**About this exercise**.
Your response should consist of the records below, repeated exactly.

Page and application data records
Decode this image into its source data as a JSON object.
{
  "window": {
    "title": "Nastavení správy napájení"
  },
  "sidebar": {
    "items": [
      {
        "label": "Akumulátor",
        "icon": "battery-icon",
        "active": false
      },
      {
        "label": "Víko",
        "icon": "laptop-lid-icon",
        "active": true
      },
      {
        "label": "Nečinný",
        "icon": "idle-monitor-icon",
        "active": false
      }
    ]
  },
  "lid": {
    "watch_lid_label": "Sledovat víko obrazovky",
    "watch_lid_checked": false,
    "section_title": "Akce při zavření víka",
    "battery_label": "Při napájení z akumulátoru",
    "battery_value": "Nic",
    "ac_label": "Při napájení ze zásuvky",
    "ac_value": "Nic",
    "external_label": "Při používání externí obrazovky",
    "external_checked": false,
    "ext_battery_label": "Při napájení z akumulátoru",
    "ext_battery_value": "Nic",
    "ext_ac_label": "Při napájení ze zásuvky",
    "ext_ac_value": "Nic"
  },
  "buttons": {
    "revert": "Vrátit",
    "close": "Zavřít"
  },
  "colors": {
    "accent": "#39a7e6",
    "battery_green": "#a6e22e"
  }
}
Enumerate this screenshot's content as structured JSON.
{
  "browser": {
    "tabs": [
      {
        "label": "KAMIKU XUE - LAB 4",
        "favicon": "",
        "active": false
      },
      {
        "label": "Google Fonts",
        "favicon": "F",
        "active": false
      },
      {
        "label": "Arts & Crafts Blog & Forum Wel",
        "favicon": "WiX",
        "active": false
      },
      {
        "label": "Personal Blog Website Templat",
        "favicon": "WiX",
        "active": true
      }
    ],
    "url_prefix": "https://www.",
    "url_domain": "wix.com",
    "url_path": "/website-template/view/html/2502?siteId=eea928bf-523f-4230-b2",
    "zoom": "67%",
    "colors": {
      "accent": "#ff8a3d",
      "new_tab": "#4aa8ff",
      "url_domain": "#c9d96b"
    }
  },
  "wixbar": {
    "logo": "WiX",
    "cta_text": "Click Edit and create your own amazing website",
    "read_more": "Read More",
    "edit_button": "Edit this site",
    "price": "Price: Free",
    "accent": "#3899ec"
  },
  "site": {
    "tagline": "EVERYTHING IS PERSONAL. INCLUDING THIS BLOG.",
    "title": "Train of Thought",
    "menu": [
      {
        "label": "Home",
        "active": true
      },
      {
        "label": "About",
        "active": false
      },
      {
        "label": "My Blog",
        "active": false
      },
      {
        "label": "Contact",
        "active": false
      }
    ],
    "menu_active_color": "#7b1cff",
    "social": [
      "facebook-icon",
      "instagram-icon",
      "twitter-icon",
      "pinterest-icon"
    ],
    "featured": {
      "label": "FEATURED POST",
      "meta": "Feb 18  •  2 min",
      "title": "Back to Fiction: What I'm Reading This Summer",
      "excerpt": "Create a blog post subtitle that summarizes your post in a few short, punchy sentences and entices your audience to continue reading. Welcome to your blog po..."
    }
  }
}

**Your response**.
Decode this image into its source data as a JSON object.
{
  "window": {
    "title": "Nastavení správy napájení"
  },
  "sidebar": {
    "items": [
      {
        "label": "Akumulátor",
        "icon": "battery-icon",
        "active": false
      },
      {
        "label": "Víko",
        "icon": "laptop-lid-icon",
        "active": true
      },
      {
        "label": "Nečinný",
        "icon": "idle-monitor-icon",
        "active": false
      }
    ]
  },
  "lid": {
    "watch_lid_label": "Sledovat víko obrazovky",
    "watch_lid_checked": false,
    "section_title": "Akce při zavření víka",
    "battery_label": "Při napájení z akumulátoru",
    "battery_value": "Nic",
    "ac_label": "Při napájení ze zásuvky",
    "ac_value": "Nic",
    "external_label": "Při používání externí obrazovky",
    "external_checked": false,
    "ext_battery_label": "Při napájení z akumulátoru",
    "ext_battery_value": "Nic",
    "ext_ac_label": "Při napájení ze zásuvky",
    "ext_ac_value": "Nic"
  },
  "buttons": {
    "revert": "Vrátit",
    "close": "Zavřít"
  },
  "colors": {
    "accent": "#39a7e6",
    "battery_green": "#a6e22e"
  }
}
Enumerate this screenshot's content as structured JSON.
{
  "browser": {
    "tabs": [
      {
        "label": "KAMIKU XUE - LAB 4",
        "favicon": "",
        "active": false
      },
      {
        "label": "Google Fonts",
        "favicon": "F",
        "active": false
      },
      {
        "label": "Arts & Crafts Blog & Forum Wel",
        "favicon": "WiX",
        "active": false
      },
      {
        "label": "Personal Blog Website Templat",
        "favicon": "WiX",
        "active": true
      }
    ],
    "url_prefix": "https://www.",
    "url_domain": "wix.com",
    "url_path": "/website-template/view/html/2502?siteId=eea928bf-523f-4230-b2",
    "zoom": "67%",
    "colors": {
      "accent": "#ff8a3d",
      "new_tab": "#4aa8ff",
      "url_domain": "#c9d96b"
    }
  },
  "wixbar": {
    "logo": "WiX",
    "cta_text": "Click Edit and create your own amazing website",
    "read_more": "Read More",
    "edit_button": "Edit this site",
    "price": "Price: Free",
    "accent": "#3899ec"
  },
  "site": {
    "tagline": "EVERYTHING IS PERSONAL. INCLUDING THIS BLOG.",
    "title": "Train of Thought",
    "menu": [
      {
        "label": "Home",
        "active": true
      },
      {
        "label": "About",
        "active": false
      },
      {
        "label": "My Blog",
        "active": false
      },
      {
        "label": "Contact",
        "active": false
      }
    ],
    "menu_active_color": "#7b1cff",
    "social": [
      "facebook-icon",
      "instagram-icon",
      "twitter-icon",
      "pinterest-icon"
    ],
    "featured": {
      "label": "FEATURED POST",
      "meta": "Feb 18  •  2 min",
      "title": "Back to Fiction: What I'm Reading This Summer",
      "excerpt": "Create a blog post subtitle that summarizes your post in a few short, punchy sentences and entices your audience to continue reading. Welcome to your blog po..."
    }
  }
}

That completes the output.